- [Assigned task]:
The expected answer comprises all lines from the entries that contain the string "gross".

- [Information provided]:

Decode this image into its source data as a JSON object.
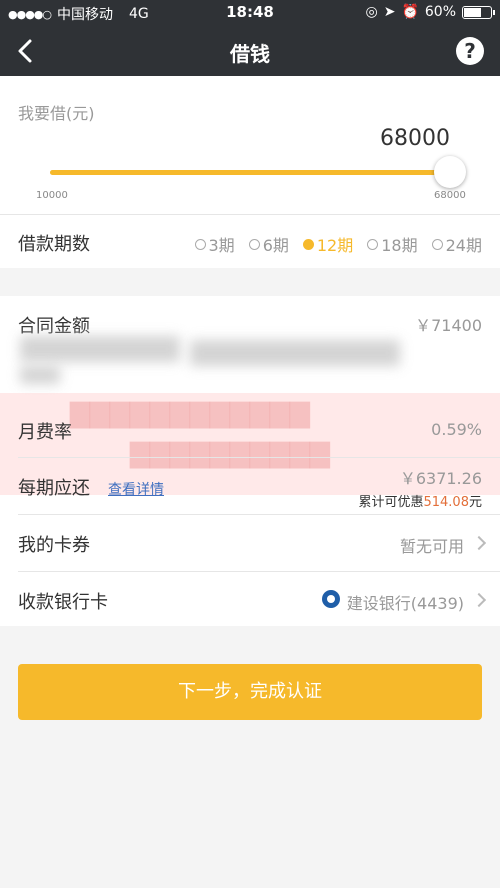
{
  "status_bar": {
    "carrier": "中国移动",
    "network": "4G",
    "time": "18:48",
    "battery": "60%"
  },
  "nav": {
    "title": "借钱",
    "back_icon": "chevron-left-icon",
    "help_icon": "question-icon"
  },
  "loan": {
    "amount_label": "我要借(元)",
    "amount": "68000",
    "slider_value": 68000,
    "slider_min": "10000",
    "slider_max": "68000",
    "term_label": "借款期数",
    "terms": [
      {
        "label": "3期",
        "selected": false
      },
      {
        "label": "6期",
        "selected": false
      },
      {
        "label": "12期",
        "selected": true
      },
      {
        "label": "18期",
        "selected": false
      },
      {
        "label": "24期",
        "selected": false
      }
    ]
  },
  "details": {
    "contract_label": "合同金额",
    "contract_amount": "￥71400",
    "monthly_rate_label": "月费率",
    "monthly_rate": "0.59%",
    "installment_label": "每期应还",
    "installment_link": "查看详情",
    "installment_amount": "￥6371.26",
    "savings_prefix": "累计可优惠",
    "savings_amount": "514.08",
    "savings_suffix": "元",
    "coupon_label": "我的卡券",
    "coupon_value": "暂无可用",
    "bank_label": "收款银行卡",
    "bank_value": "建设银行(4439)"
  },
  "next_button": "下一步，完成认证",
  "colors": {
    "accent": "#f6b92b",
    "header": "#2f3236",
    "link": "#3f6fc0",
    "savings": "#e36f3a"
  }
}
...
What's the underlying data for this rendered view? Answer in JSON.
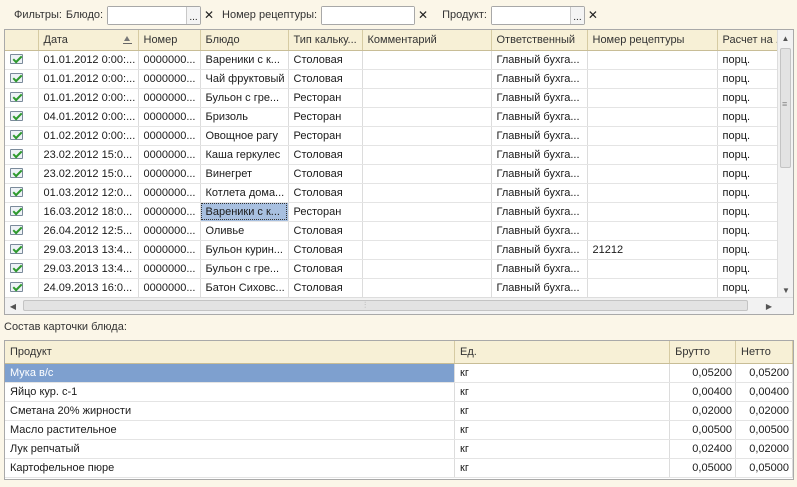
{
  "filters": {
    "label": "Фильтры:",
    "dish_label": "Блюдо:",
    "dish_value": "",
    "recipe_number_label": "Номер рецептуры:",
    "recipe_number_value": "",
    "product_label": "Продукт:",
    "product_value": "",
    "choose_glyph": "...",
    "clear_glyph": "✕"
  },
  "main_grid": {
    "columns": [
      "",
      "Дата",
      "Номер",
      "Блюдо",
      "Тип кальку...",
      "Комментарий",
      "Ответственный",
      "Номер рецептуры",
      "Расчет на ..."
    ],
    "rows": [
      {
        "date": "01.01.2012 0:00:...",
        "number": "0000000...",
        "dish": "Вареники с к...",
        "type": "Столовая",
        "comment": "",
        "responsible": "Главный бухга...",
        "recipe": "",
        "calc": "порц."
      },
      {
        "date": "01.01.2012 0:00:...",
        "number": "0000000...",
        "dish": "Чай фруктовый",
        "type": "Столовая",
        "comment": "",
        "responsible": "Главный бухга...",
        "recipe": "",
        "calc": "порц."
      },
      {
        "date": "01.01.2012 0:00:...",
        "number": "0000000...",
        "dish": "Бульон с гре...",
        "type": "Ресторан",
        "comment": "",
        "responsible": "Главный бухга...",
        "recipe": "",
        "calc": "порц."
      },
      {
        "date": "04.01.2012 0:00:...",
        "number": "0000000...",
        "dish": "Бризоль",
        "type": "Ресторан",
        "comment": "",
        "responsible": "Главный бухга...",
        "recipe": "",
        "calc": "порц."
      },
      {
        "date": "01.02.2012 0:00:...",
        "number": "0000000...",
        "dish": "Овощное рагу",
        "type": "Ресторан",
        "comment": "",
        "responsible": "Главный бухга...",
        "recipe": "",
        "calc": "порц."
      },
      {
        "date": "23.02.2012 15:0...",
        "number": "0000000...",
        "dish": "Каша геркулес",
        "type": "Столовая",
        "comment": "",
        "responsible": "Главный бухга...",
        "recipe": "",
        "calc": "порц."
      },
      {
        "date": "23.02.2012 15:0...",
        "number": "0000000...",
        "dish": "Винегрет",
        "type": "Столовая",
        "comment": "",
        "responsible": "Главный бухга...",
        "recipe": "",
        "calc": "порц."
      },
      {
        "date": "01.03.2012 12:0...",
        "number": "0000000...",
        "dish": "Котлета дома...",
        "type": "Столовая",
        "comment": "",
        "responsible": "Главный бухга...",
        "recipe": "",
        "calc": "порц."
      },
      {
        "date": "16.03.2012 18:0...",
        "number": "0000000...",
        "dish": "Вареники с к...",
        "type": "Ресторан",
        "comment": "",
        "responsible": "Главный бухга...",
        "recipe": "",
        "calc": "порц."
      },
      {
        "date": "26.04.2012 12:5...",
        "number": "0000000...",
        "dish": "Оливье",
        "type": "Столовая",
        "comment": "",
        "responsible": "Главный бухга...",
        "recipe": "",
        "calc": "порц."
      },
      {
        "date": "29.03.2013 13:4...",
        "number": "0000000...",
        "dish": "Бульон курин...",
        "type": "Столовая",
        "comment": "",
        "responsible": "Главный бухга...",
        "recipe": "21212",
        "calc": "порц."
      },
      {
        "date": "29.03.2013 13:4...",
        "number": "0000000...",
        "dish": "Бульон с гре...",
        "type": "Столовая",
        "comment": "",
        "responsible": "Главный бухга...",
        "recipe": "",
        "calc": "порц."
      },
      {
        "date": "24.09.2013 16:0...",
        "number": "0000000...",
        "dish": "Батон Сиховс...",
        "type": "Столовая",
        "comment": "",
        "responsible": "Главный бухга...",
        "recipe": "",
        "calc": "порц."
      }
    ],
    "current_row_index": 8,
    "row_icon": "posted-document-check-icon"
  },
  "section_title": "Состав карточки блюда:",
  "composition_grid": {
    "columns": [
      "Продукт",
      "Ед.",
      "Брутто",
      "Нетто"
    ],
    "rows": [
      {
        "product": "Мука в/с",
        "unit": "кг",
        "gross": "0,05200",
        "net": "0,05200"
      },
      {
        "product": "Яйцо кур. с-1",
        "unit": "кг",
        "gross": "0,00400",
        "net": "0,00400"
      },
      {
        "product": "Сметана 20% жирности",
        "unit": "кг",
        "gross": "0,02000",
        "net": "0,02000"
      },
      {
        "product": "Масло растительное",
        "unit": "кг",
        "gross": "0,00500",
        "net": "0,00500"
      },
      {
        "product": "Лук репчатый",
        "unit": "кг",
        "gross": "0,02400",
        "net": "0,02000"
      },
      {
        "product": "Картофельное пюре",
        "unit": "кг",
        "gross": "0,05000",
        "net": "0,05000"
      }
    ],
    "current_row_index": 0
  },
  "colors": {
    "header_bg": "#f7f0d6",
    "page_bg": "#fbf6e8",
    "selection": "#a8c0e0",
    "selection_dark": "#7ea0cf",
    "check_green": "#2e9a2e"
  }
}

- [Answer space]:
        "gross": "0,05200",
        "gross": "0,00400",
        "gross": "0,02000",
        "gross": "0,00500",
        "gross": "0,02400",
        "gross": "0,05000",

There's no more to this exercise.